5 Steps Forward, 5 Steps Back: Catching and Convicting War Criminals

international justice fugatives

Click image to view full infographic and list of wanted fugatives

Today, supporters of human rights mark the Global Day for International Justice, an anniversary the need for which makes ‘celebration’ difficult, if not impossible.  A cursory look over last year of developments as it relates to securing justice for the most egregious of crimes—war crimes, crimes against humanity, and genocide—might yield cause for optimism, however.

Five Steps Forward for Justice

  1. Over the last year, following a UN Security Council referral of Libya, the International Criminal Court (ICC) found reasonable grounds for issuing arrest warrants for top Libyan officials, even as conflict was ongoing, demonstrating the ability and importance of the court in active crises.
  2. The ICC saw the first verdict and sentence handed down as Thomas Lubanga answered for conscription of children in devastating conflict in the Democratic Republic of Congo (DRC).
  3. Also over the last year, Laurent Gbagbo, the former head of state of Cote d’Ivoire, became the first head of state to be surrendered to the ICC for alleged crimes, only one week after his indictment.
  4. At the International Criminal Tribunal for Yugoslavia, Ratko Mladic finally faces prosecution for alleged war crimes, crimes against humanity, and genocide for the largest mass murder in Europe since the end of World War II.
  5. The first conviction of a former head of state since the Nuremburg trials, as my colleague Angela Chang describes, was a historic step for international justice.


13 Years of International Justice

Today we celebrate International Justice Day.

13 years ago, on July 17, 1998 2002, the Rome Statute came into effect, enabling the creation of the International Criminal Court. A few years later, signers of the Statute designated July 17 as International Justice Day, a day to all come together and celebrate the advances made in international justice – and reflect on ways in which we can strengthen the system and ensure no crimes are left unpunished.

Today, 116 countries have ratified the Rome Statute and are members of the ICC.  To date, three states – Uganda, the Democratic Republic of the Congo and the Central African Republic – have referred situations in their countries to the Court, the Prosecutor of the ICC has initiated an investigation in Kenya, and the UN Security Council has referred the situations in Darfur, Sudan and Libya to the Court.  The Prosecutor is also in the process of conducting preliminary investigations in several countries, including Colombia and Cote d’Ivoire.

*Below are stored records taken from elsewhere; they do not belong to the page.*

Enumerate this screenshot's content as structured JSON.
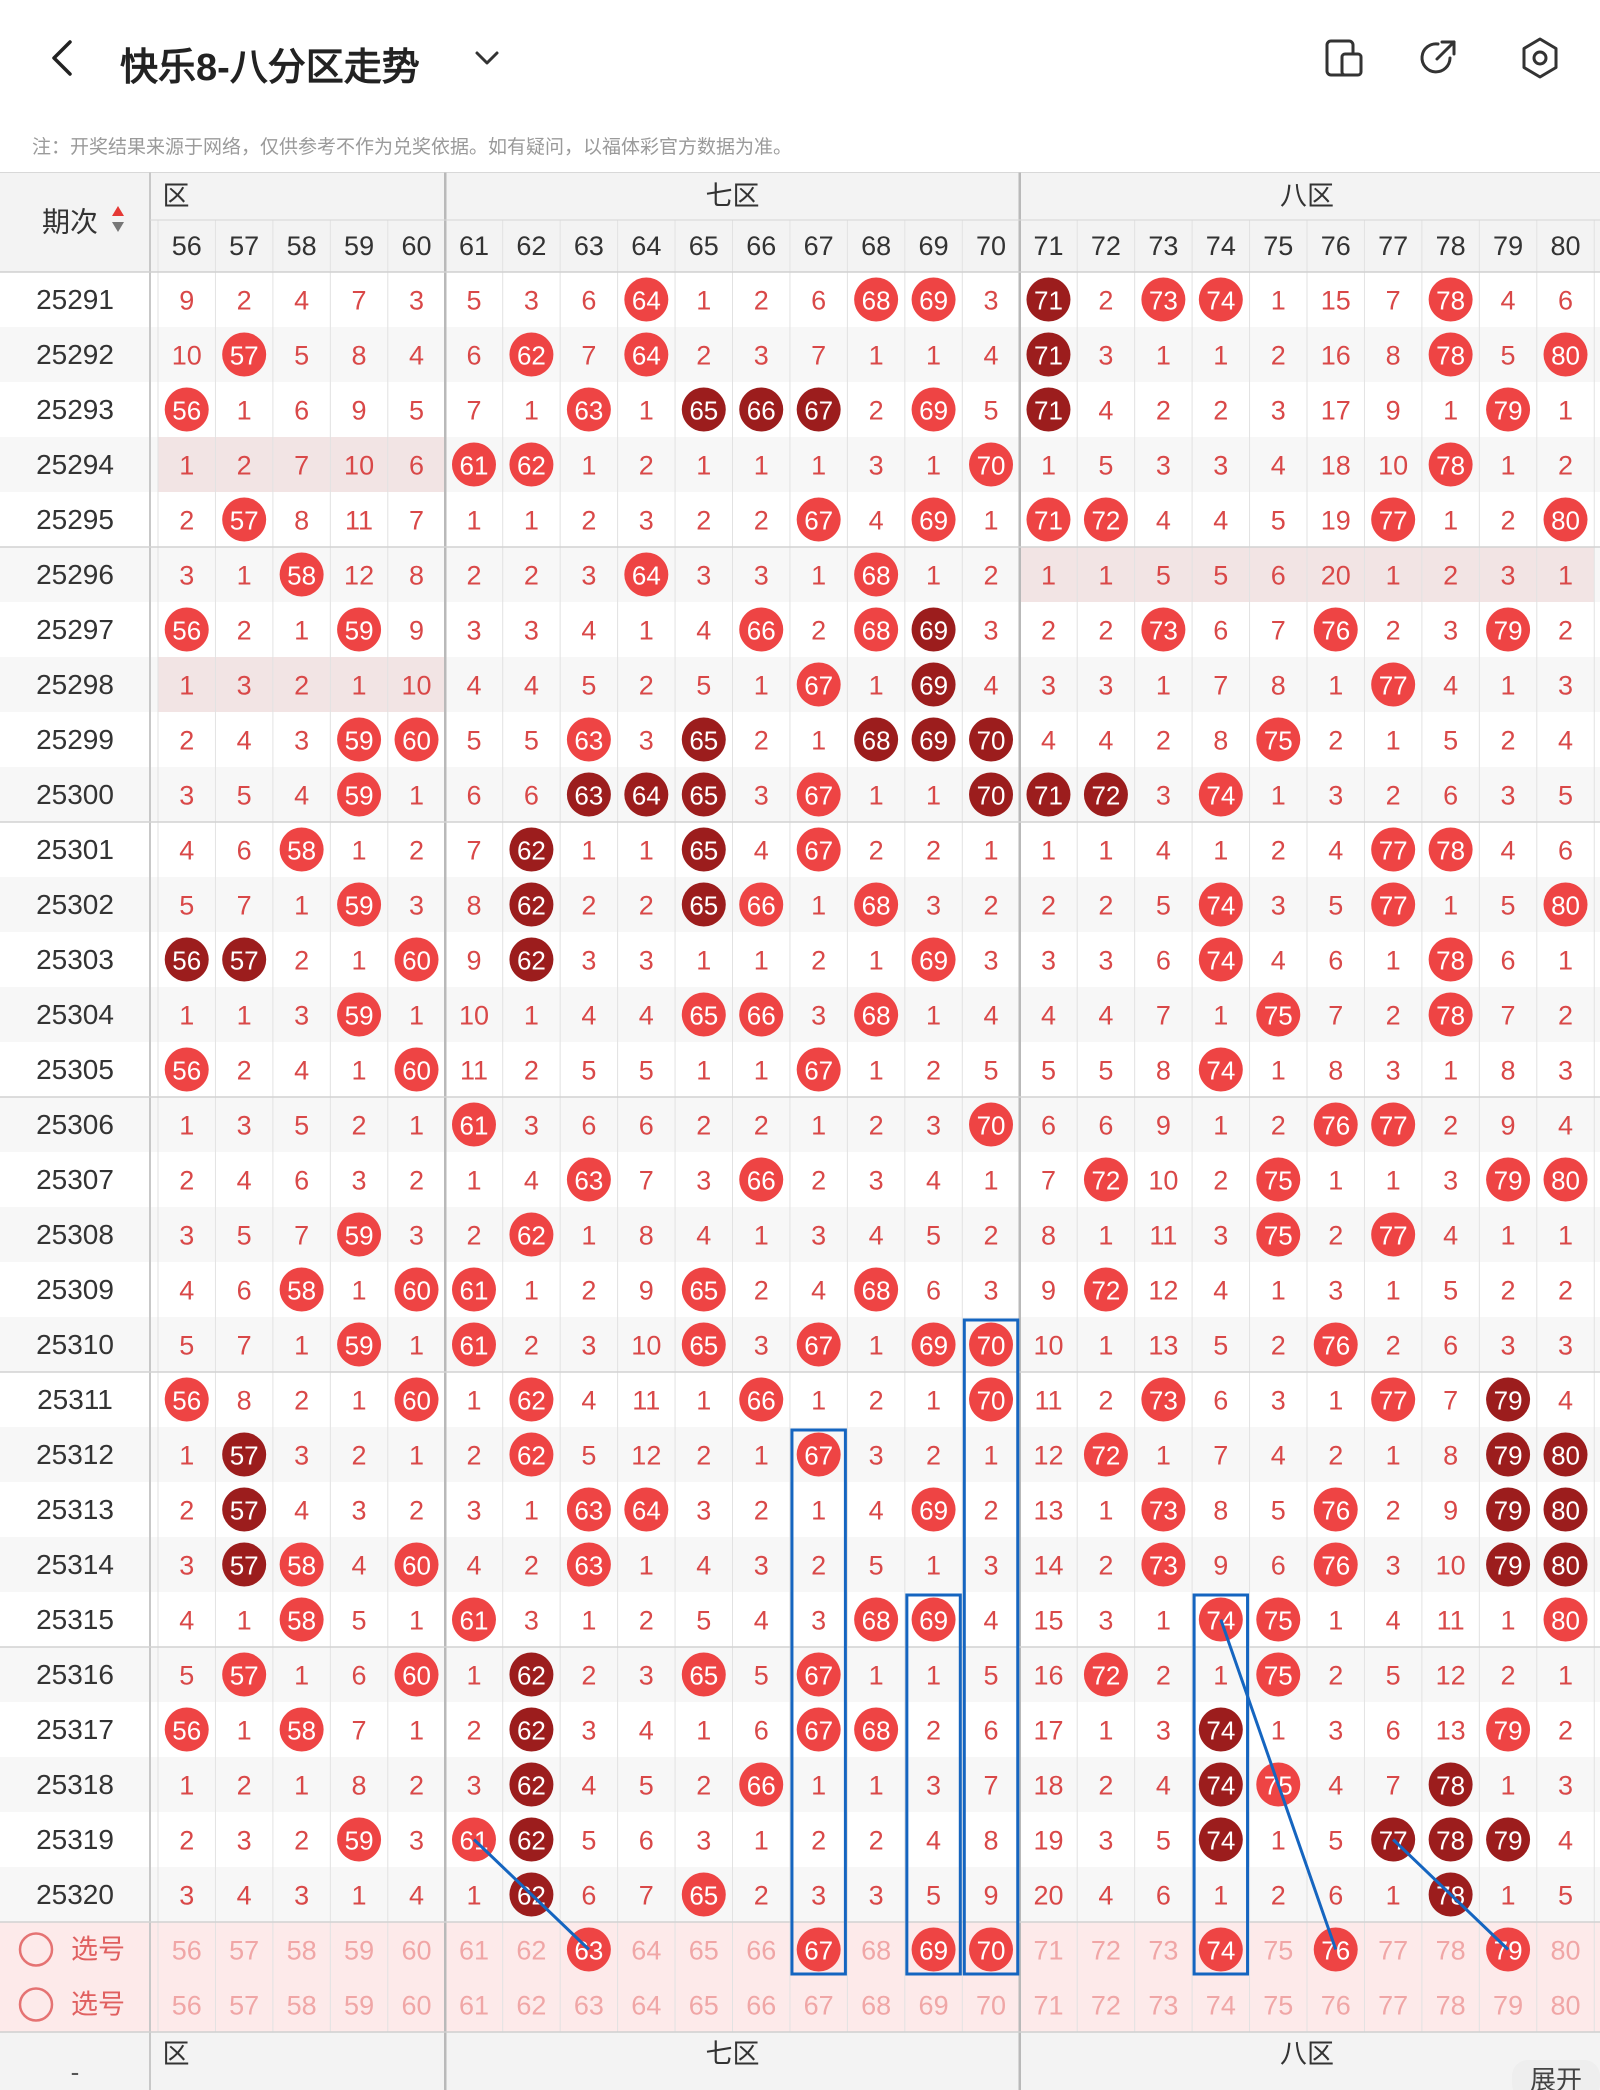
{
  "header": {
    "title": "快乐8-八分区走势",
    "note": "注：开奖结果来源于网络，仅供参考不作为兑奖依据。如有疑问，以福体彩官方数据为准。",
    "icons": [
      "back-icon",
      "chevron-down-icon",
      "device-icon",
      "share-icon",
      "settings-icon"
    ]
  },
  "table": {
    "period_header": "期次",
    "zones": [
      {
        "label": "六区",
        "shown": "六区",
        "partial": true
      },
      {
        "label": "七区"
      },
      {
        "label": "八区"
      }
    ],
    "columns": [
      56,
      57,
      58,
      59,
      60,
      61,
      62,
      63,
      64,
      65,
      66,
      67,
      68,
      69,
      70,
      71,
      72,
      73,
      74,
      75,
      76,
      77,
      78,
      79,
      80
    ],
    "rows": [
      {
        "p": "25291",
        "v": [
          9,
          2,
          4,
          7,
          3,
          5,
          3,
          6,
          64,
          1,
          2,
          6,
          68,
          69,
          3,
          71,
          2,
          73,
          74,
          1,
          15,
          7,
          78,
          4,
          6
        ],
        "dark": [
          71
        ]
      },
      {
        "p": "25292",
        "v": [
          10,
          57,
          5,
          8,
          4,
          6,
          62,
          7,
          64,
          2,
          3,
          7,
          1,
          1,
          4,
          71,
          3,
          1,
          1,
          2,
          16,
          8,
          78,
          5,
          80
        ],
        "dark": [
          71
        ]
      },
      {
        "p": "25293",
        "v": [
          56,
          1,
          6,
          9,
          5,
          7,
          1,
          63,
          1,
          65,
          66,
          67,
          2,
          69,
          5,
          71,
          4,
          2,
          2,
          3,
          17,
          9,
          1,
          79,
          1
        ],
        "dark": [
          65,
          66,
          67,
          71
        ]
      },
      {
        "p": "25294",
        "v": [
          1,
          2,
          7,
          10,
          6,
          61,
          62,
          1,
          2,
          1,
          1,
          1,
          3,
          1,
          70,
          1,
          5,
          3,
          3,
          4,
          18,
          10,
          78,
          1,
          2
        ],
        "dark": []
      },
      {
        "p": "25295",
        "v": [
          2,
          57,
          8,
          11,
          7,
          1,
          1,
          2,
          3,
          2,
          2,
          67,
          4,
          69,
          1,
          71,
          72,
          4,
          4,
          5,
          19,
          77,
          1,
          2,
          80
        ],
        "dark": []
      },
      {
        "p": "25296",
        "v": [
          3,
          1,
          58,
          12,
          8,
          2,
          2,
          3,
          64,
          3,
          3,
          1,
          68,
          1,
          2,
          1,
          1,
          5,
          5,
          6,
          20,
          1,
          2,
          3,
          1
        ],
        "dark": []
      },
      {
        "p": "25297",
        "v": [
          56,
          2,
          1,
          59,
          9,
          3,
          3,
          4,
          1,
          4,
          66,
          2,
          68,
          69,
          3,
          2,
          2,
          73,
          6,
          7,
          76,
          2,
          3,
          79,
          2
        ],
        "dark": [
          69
        ]
      },
      {
        "p": "25298",
        "v": [
          1,
          3,
          2,
          1,
          10,
          4,
          4,
          5,
          2,
          5,
          1,
          67,
          1,
          69,
          4,
          3,
          3,
          1,
          7,
          8,
          1,
          77,
          4,
          1,
          3
        ],
        "dark": [
          69
        ]
      },
      {
        "p": "25299",
        "v": [
          2,
          4,
          3,
          59,
          60,
          5,
          5,
          63,
          3,
          65,
          2,
          1,
          68,
          69,
          70,
          4,
          4,
          2,
          8,
          75,
          2,
          1,
          5,
          2,
          4
        ],
        "dark": [
          65,
          68,
          69,
          70
        ]
      },
      {
        "p": "25300",
        "v": [
          3,
          5,
          4,
          59,
          1,
          6,
          6,
          63,
          64,
          65,
          3,
          67,
          1,
          1,
          70,
          71,
          72,
          3,
          74,
          1,
          3,
          2,
          6,
          3,
          5
        ],
        "dark": [
          63,
          64,
          65,
          70,
          71,
          72
        ]
      },
      {
        "p": "25301",
        "v": [
          4,
          6,
          58,
          1,
          2,
          7,
          62,
          1,
          1,
          65,
          4,
          67,
          2,
          2,
          1,
          1,
          1,
          4,
          1,
          2,
          4,
          77,
          78,
          4,
          6
        ],
        "dark": [
          62,
          65
        ]
      },
      {
        "p": "25302",
        "v": [
          5,
          7,
          1,
          59,
          3,
          8,
          62,
          2,
          2,
          65,
          66,
          1,
          68,
          3,
          2,
          2,
          2,
          5,
          74,
          3,
          5,
          77,
          1,
          5,
          80
        ],
        "dark": [
          62,
          65
        ]
      },
      {
        "p": "25303",
        "v": [
          56,
          57,
          2,
          1,
          60,
          9,
          62,
          3,
          3,
          1,
          1,
          2,
          1,
          69,
          3,
          3,
          3,
          6,
          74,
          4,
          6,
          1,
          78,
          6,
          1
        ],
        "dark": [
          56,
          57,
          62
        ]
      },
      {
        "p": "25304",
        "v": [
          1,
          1,
          3,
          59,
          1,
          10,
          1,
          4,
          4,
          65,
          66,
          3,
          68,
          1,
          4,
          4,
          4,
          7,
          1,
          75,
          7,
          2,
          78,
          7,
          2
        ],
        "dark": []
      },
      {
        "p": "25305",
        "v": [
          56,
          2,
          4,
          1,
          60,
          11,
          2,
          5,
          5,
          1,
          1,
          67,
          1,
          2,
          5,
          5,
          5,
          8,
          74,
          1,
          8,
          3,
          1,
          8,
          3
        ],
        "dark": []
      },
      {
        "p": "25306",
        "v": [
          1,
          3,
          5,
          2,
          1,
          61,
          3,
          6,
          6,
          2,
          2,
          1,
          2,
          3,
          70,
          6,
          6,
          9,
          1,
          2,
          76,
          77,
          2,
          9,
          4
        ],
        "dark": []
      },
      {
        "p": "25307",
        "v": [
          2,
          4,
          6,
          3,
          2,
          1,
          4,
          63,
          7,
          3,
          66,
          2,
          3,
          4,
          1,
          7,
          72,
          10,
          2,
          75,
          1,
          1,
          3,
          79,
          80
        ],
        "dark": []
      },
      {
        "p": "25308",
        "v": [
          3,
          5,
          7,
          59,
          3,
          2,
          62,
          1,
          8,
          4,
          1,
          3,
          4,
          5,
          2,
          8,
          1,
          11,
          3,
          75,
          2,
          77,
          4,
          1,
          1
        ],
        "dark": []
      },
      {
        "p": "25309",
        "v": [
          4,
          6,
          58,
          1,
          60,
          61,
          1,
          2,
          9,
          65,
          2,
          4,
          68,
          6,
          3,
          9,
          72,
          12,
          4,
          1,
          3,
          1,
          5,
          2,
          2
        ],
        "dark": []
      },
      {
        "p": "25310",
        "v": [
          5,
          7,
          1,
          59,
          1,
          61,
          2,
          3,
          10,
          65,
          3,
          67,
          1,
          69,
          70,
          10,
          1,
          13,
          5,
          2,
          76,
          2,
          6,
          3,
          3
        ],
        "dark": []
      },
      {
        "p": "25311",
        "v": [
          56,
          8,
          2,
          1,
          60,
          1,
          62,
          4,
          11,
          1,
          66,
          1,
          2,
          1,
          70,
          11,
          2,
          73,
          6,
          3,
          1,
          77,
          7,
          79,
          4
        ],
        "dark": [
          79
        ]
      },
      {
        "p": "25312",
        "v": [
          1,
          57,
          3,
          2,
          1,
          2,
          62,
          5,
          12,
          2,
          1,
          67,
          3,
          2,
          1,
          12,
          72,
          1,
          7,
          4,
          2,
          1,
          8,
          79,
          80
        ],
        "dark": [
          57,
          79,
          80
        ]
      },
      {
        "p": "25313",
        "v": [
          2,
          57,
          4,
          3,
          2,
          3,
          1,
          63,
          64,
          3,
          2,
          1,
          4,
          69,
          2,
          13,
          1,
          73,
          8,
          5,
          76,
          2,
          9,
          79,
          80
        ],
        "dark": [
          57,
          79,
          80
        ]
      },
      {
        "p": "25314",
        "v": [
          3,
          57,
          58,
          4,
          60,
          4,
          2,
          63,
          1,
          4,
          3,
          2,
          5,
          1,
          3,
          14,
          2,
          73,
          9,
          6,
          76,
          3,
          10,
          79,
          80
        ],
        "dark": [
          57,
          79,
          80
        ]
      },
      {
        "p": "25315",
        "v": [
          4,
          1,
          58,
          5,
          1,
          61,
          3,
          1,
          2,
          5,
          4,
          3,
          68,
          69,
          4,
          15,
          3,
          1,
          74,
          75,
          1,
          4,
          11,
          1,
          80
        ],
        "dark": []
      },
      {
        "p": "25316",
        "v": [
          5,
          57,
          1,
          6,
          60,
          1,
          62,
          2,
          3,
          65,
          5,
          67,
          1,
          1,
          5,
          16,
          72,
          2,
          1,
          75,
          2,
          5,
          12,
          2,
          1
        ],
        "dark": [
          62
        ]
      },
      {
        "p": "25317",
        "v": [
          56,
          1,
          58,
          7,
          1,
          2,
          62,
          3,
          4,
          1,
          6,
          67,
          68,
          2,
          6,
          17,
          1,
          3,
          74,
          1,
          3,
          6,
          13,
          79,
          2
        ],
        "dark": [
          62,
          74
        ]
      },
      {
        "p": "25318",
        "v": [
          1,
          2,
          1,
          8,
          2,
          3,
          62,
          4,
          5,
          2,
          66,
          1,
          1,
          3,
          7,
          18,
          2,
          4,
          74,
          75,
          4,
          7,
          78,
          1,
          3
        ],
        "dark": [
          62,
          74,
          78
        ]
      },
      {
        "p": "25319",
        "v": [
          2,
          3,
          2,
          59,
          3,
          61,
          62,
          5,
          6,
          3,
          1,
          2,
          2,
          4,
          8,
          19,
          3,
          5,
          74,
          1,
          5,
          77,
          78,
          79,
          4
        ],
        "dark": [
          62,
          74,
          77,
          78,
          79
        ]
      },
      {
        "p": "25320",
        "v": [
          3,
          4,
          3,
          1,
          4,
          1,
          62,
          6,
          7,
          65,
          2,
          3,
          3,
          5,
          9,
          20,
          4,
          6,
          1,
          2,
          6,
          1,
          78,
          1,
          5
        ],
        "dark": [
          62,
          78
        ]
      }
    ],
    "select_rows": [
      {
        "label": "选号",
        "picked": [
          63,
          67,
          69,
          70,
          74,
          76,
          79
        ]
      },
      {
        "label": "选号",
        "picked": []
      }
    ],
    "expand_label": "展开"
  },
  "colors": {
    "ball_red": "#ee4444",
    "ball_dark": "#9c1d1d",
    "miss_text": "#d94848",
    "box_blue": "#1565c0"
  }
}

Meanwhile, trials are winding down at the Special Court for Sierra Leone, which is expected to render a verdict in the Charles Taylor case in the next few months, the International Criminal Tribunals for Rwanda and the former Yugoslavia, which are expected to wind down in 2012 and 2013 respectively . SEE THE REST OF THIS POST